> [Work task] Show each line from the records below in which the word "JSON" occurs.
━━━ Given records ━━━
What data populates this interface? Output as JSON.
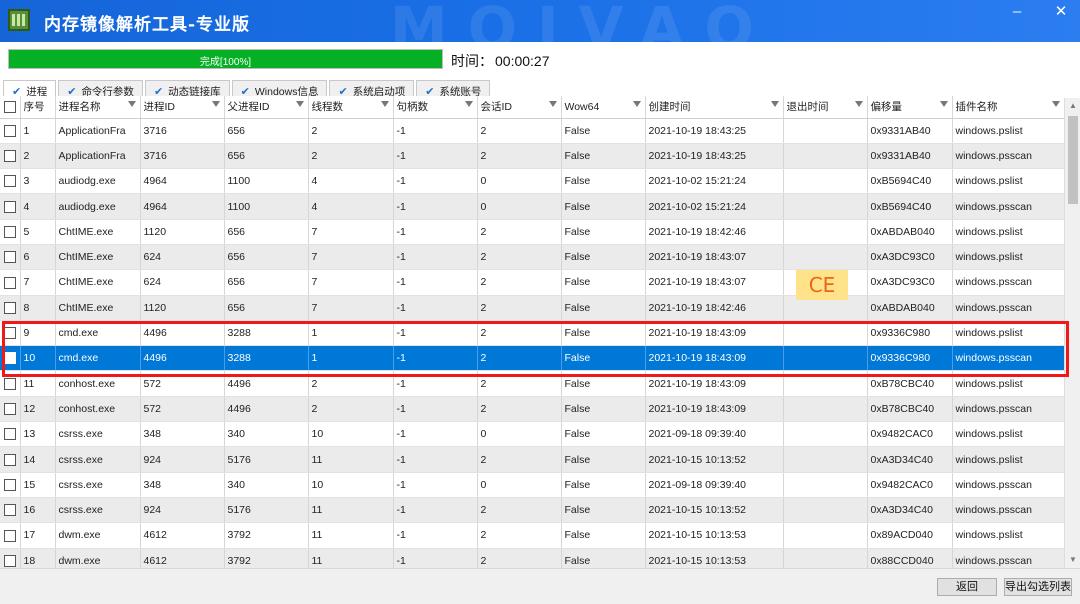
{
  "app": {
    "title": "内存镜像解析工具-专业版",
    "watermark": "MOIVAO",
    "window_buttons": {
      "minimize": "–",
      "close": "✕"
    }
  },
  "progress": {
    "text": "完成[100%]",
    "percent": 100,
    "color": "#06b025"
  },
  "timer": {
    "label": "时间：",
    "value": "00:00:27"
  },
  "tabs": [
    {
      "label": "进程",
      "active": true
    },
    {
      "label": "命令行参数",
      "active": false
    },
    {
      "label": "动态链接库",
      "active": false
    },
    {
      "label": "Windows信息",
      "active": false
    },
    {
      "label": "系统启动项",
      "active": false
    },
    {
      "label": "系统账号",
      "active": false
    }
  ],
  "columns": [
    "序号",
    "进程名称",
    "进程ID",
    "父进程ID",
    "线程数",
    "句柄数",
    "会话ID",
    "Wow64",
    "创建时间",
    "退出时间",
    "偏移量",
    "插件名称"
  ],
  "rows": [
    [
      "1",
      "ApplicationFra",
      "3716",
      "656",
      "2",
      "-1",
      "2",
      "False",
      "2021-10-19 18:43:25",
      "",
      "0x9331AB40",
      "windows.pslist"
    ],
    [
      "2",
      "ApplicationFra",
      "3716",
      "656",
      "2",
      "-1",
      "2",
      "False",
      "2021-10-19 18:43:25",
      "",
      "0x9331AB40",
      "windows.psscan"
    ],
    [
      "3",
      "audiodg.exe",
      "4964",
      "1100",
      "4",
      "-1",
      "0",
      "False",
      "2021-10-02 15:21:24",
      "",
      "0xB5694C40",
      "windows.pslist"
    ],
    [
      "4",
      "audiodg.exe",
      "4964",
      "1100",
      "4",
      "-1",
      "0",
      "False",
      "2021-10-02 15:21:24",
      "",
      "0xB5694C40",
      "windows.psscan"
    ],
    [
      "5",
      "ChtIME.exe",
      "1120",
      "656",
      "7",
      "-1",
      "2",
      "False",
      "2021-10-19 18:42:46",
      "",
      "0xABDAB040",
      "windows.pslist"
    ],
    [
      "6",
      "ChtIME.exe",
      "624",
      "656",
      "7",
      "-1",
      "2",
      "False",
      "2021-10-19 18:43:07",
      "",
      "0xA3DC93C0",
      "windows.pslist"
    ],
    [
      "7",
      "ChtIME.exe",
      "624",
      "656",
      "7",
      "-1",
      "2",
      "False",
      "2021-10-19 18:43:07",
      "",
      "0xA3DC93C0",
      "windows.psscan"
    ],
    [
      "8",
      "ChtIME.exe",
      "1120",
      "656",
      "7",
      "-1",
      "2",
      "False",
      "2021-10-19 18:42:46",
      "",
      "0xABDAB040",
      "windows.psscan"
    ],
    [
      "9",
      "cmd.exe",
      "4496",
      "3288",
      "1",
      "-1",
      "2",
      "False",
      "2021-10-19 18:43:09",
      "",
      "0x9336C980",
      "windows.pslist"
    ],
    [
      "10",
      "cmd.exe",
      "4496",
      "3288",
      "1",
      "-1",
      "2",
      "False",
      "2021-10-19 18:43:09",
      "",
      "0x9336C980",
      "windows.psscan"
    ],
    [
      "11",
      "conhost.exe",
      "572",
      "4496",
      "2",
      "-1",
      "2",
      "False",
      "2021-10-19 18:43:09",
      "",
      "0xB78CBC40",
      "windows.pslist"
    ],
    [
      "12",
      "conhost.exe",
      "572",
      "4496",
      "2",
      "-1",
      "2",
      "False",
      "2021-10-19 18:43:09",
      "",
      "0xB78CBC40",
      "windows.psscan"
    ],
    [
      "13",
      "csrss.exe",
      "348",
      "340",
      "10",
      "-1",
      "0",
      "False",
      "2021-09-18 09:39:40",
      "",
      "0x9482CAC0",
      "windows.pslist"
    ],
    [
      "14",
      "csrss.exe",
      "924",
      "5176",
      "11",
      "-1",
      "2",
      "False",
      "2021-10-15 10:13:52",
      "",
      "0xA3D34C40",
      "windows.pslist"
    ],
    [
      "15",
      "csrss.exe",
      "348",
      "340",
      "10",
      "-1",
      "0",
      "False",
      "2021-09-18 09:39:40",
      "",
      "0x9482CAC0",
      "windows.psscan"
    ],
    [
      "16",
      "csrss.exe",
      "924",
      "5176",
      "11",
      "-1",
      "2",
      "False",
      "2021-10-15 10:13:52",
      "",
      "0xA3D34C40",
      "windows.psscan"
    ],
    [
      "17",
      "dwm.exe",
      "4612",
      "3792",
      "11",
      "-1",
      "2",
      "False",
      "2021-10-15 10:13:53",
      "",
      "0x89ACD040",
      "windows.pslist"
    ],
    [
      "18",
      "dwm.exe",
      "4612",
      "3792",
      "11",
      "-1",
      "2",
      "False",
      "2021-10-15 10:13:53",
      "",
      "0x88CCD040",
      "windows.psscan"
    ]
  ],
  "selected_row": 10,
  "highlight_rows": [
    9,
    10
  ],
  "annotation": {
    "text": "CE"
  },
  "buttons": {
    "back": "返回",
    "export": "导出勾选列表"
  },
  "colors": {
    "titlebar": "#1a6fe6",
    "selection": "#0078d7",
    "highlight": "#f01818",
    "tab_check": "#1f6fd0"
  }
}
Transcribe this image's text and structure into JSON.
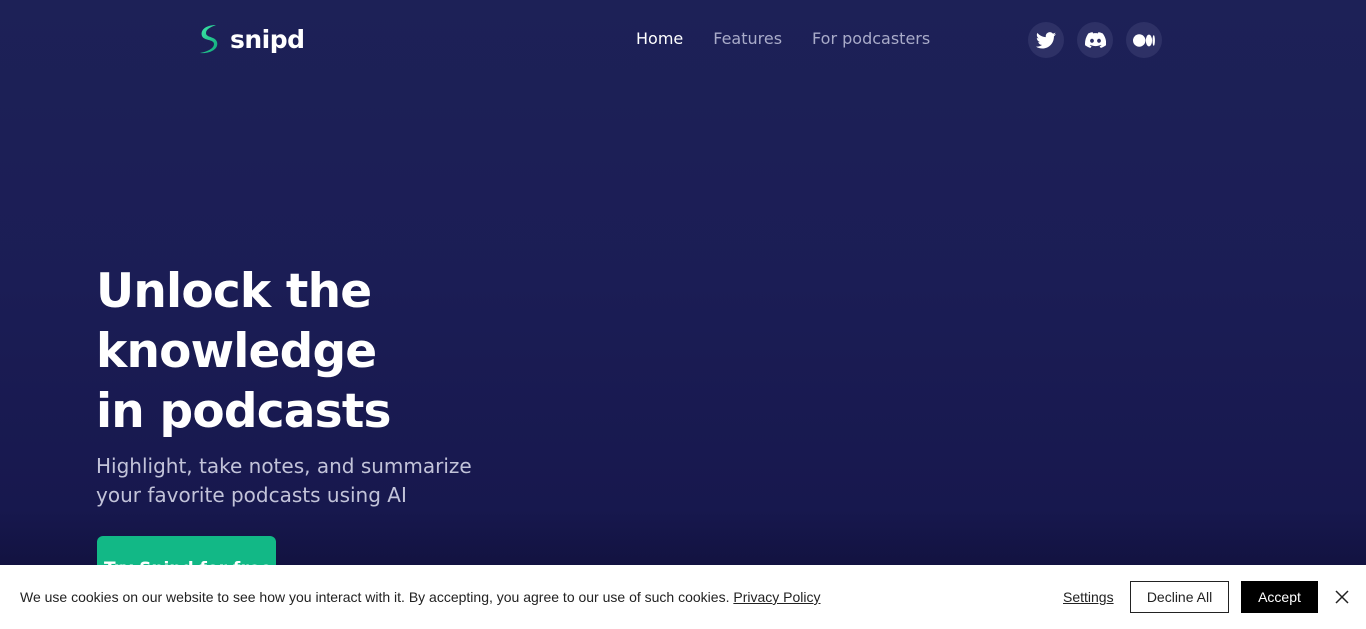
{
  "brand": {
    "name": "snipd",
    "accent": "#12b886"
  },
  "nav": {
    "items": [
      {
        "label": "Home",
        "active": true
      },
      {
        "label": "Features",
        "active": false
      },
      {
        "label": "For podcasters",
        "active": false
      }
    ]
  },
  "social": [
    {
      "icon": "twitter-icon"
    },
    {
      "icon": "discord-icon"
    },
    {
      "icon": "medium-icon"
    }
  ],
  "hero": {
    "title_lines": [
      "Unlock the",
      "knowledge",
      "in podcasts"
    ],
    "subtitle": "Highlight, take notes, and summarize your favorite podcasts using AI",
    "cta_label": "Try Snipd for free"
  },
  "cookie_banner": {
    "text": "We use cookies on our website to see how you interact with it. By accepting, you agree to our use of such cookies.",
    "privacy_link": "Privacy Policy",
    "settings_label": "Settings",
    "decline_label": "Decline All",
    "accept_label": "Accept"
  }
}
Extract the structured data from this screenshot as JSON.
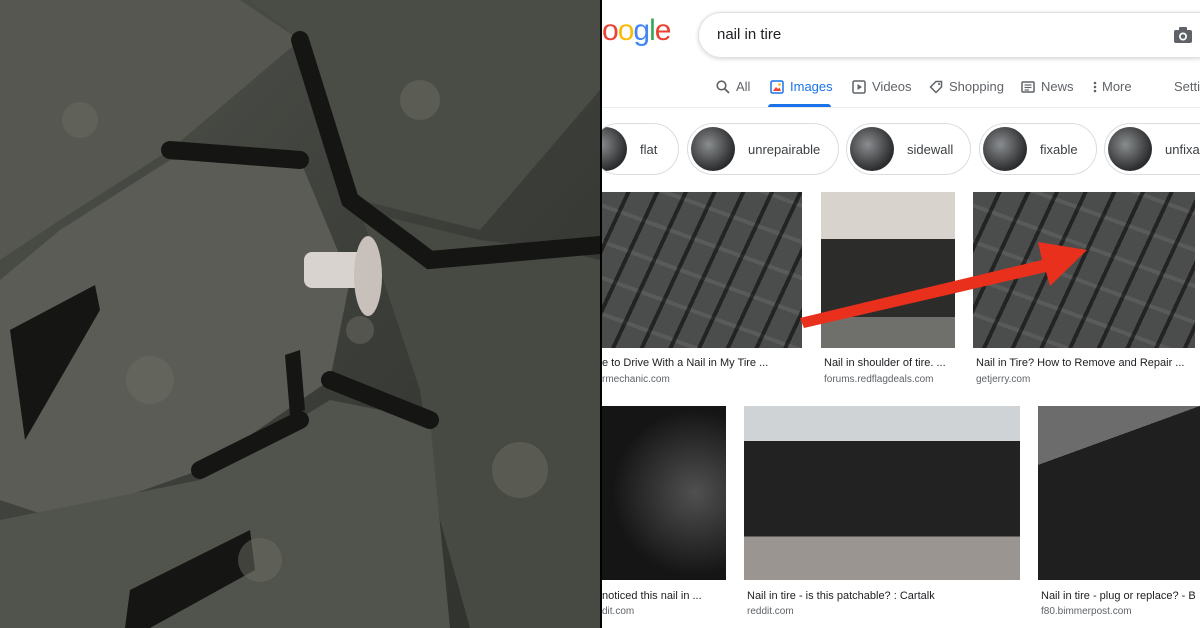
{
  "google": {
    "logo_text": "oogle",
    "logo_colors": [
      "#4285F4",
      "#EA4335",
      "#FBBC05",
      "#4285F4",
      "#34A853",
      "#EA4335"
    ],
    "search_query": "nail in tire",
    "tabs": [
      {
        "label": "All",
        "icon": "search-icon"
      },
      {
        "label": "Images",
        "icon": "image-icon"
      },
      {
        "label": "Videos",
        "icon": "play-icon"
      },
      {
        "label": "Shopping",
        "icon": "tag-icon"
      },
      {
        "label": "News",
        "icon": "news-icon"
      },
      {
        "label": "More",
        "icon": "more-vertical-icon"
      },
      {
        "label": "Setti"
      }
    ],
    "chips": [
      "flat",
      "unrepairable",
      "sidewall",
      "fixable",
      "unfixa"
    ],
    "results_row1": [
      {
        "title": "e to Drive With a Nail in My Tire ...",
        "source": "rmechanic.com"
      },
      {
        "title": "Nail in shoulder of tire. ...",
        "source": "forums.redflagdeals.com"
      },
      {
        "title": "Nail in Tire? How to Remove and Repair ...",
        "source": "getjerry.com"
      }
    ],
    "results_row2": [
      {
        "title": "noticed this nail in ...",
        "source": "dit.com"
      },
      {
        "title": "Nail in tire - is this patchable? : Cartalk",
        "source": "reddit.com"
      },
      {
        "title": "Nail in tire - plug or replace? - B",
        "source": "f80.bimmerpost.com"
      }
    ]
  },
  "colors": {
    "accent": "#1a73e8",
    "arrow": "#e8301c"
  }
}
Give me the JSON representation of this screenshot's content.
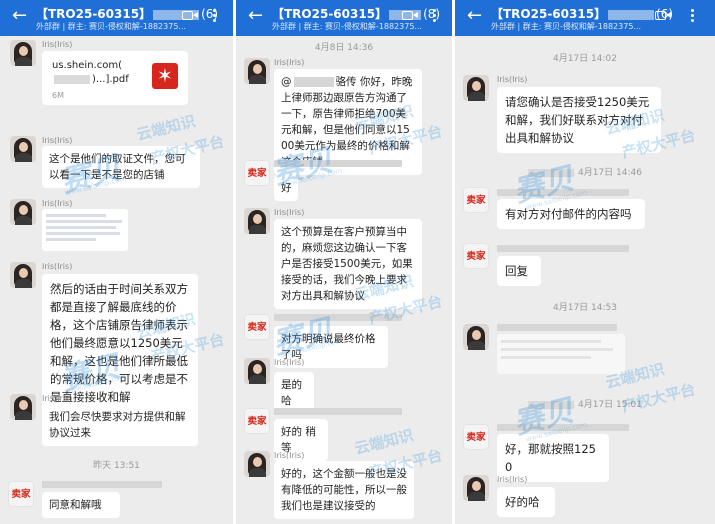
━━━
> [Answer space]
What data populates this interface? Output as JSON.
Transcribe this image's text and structure into JSON.
Extract the structured data from this screenshot as JSON.
Give me the JSON representation of this screenshot's content.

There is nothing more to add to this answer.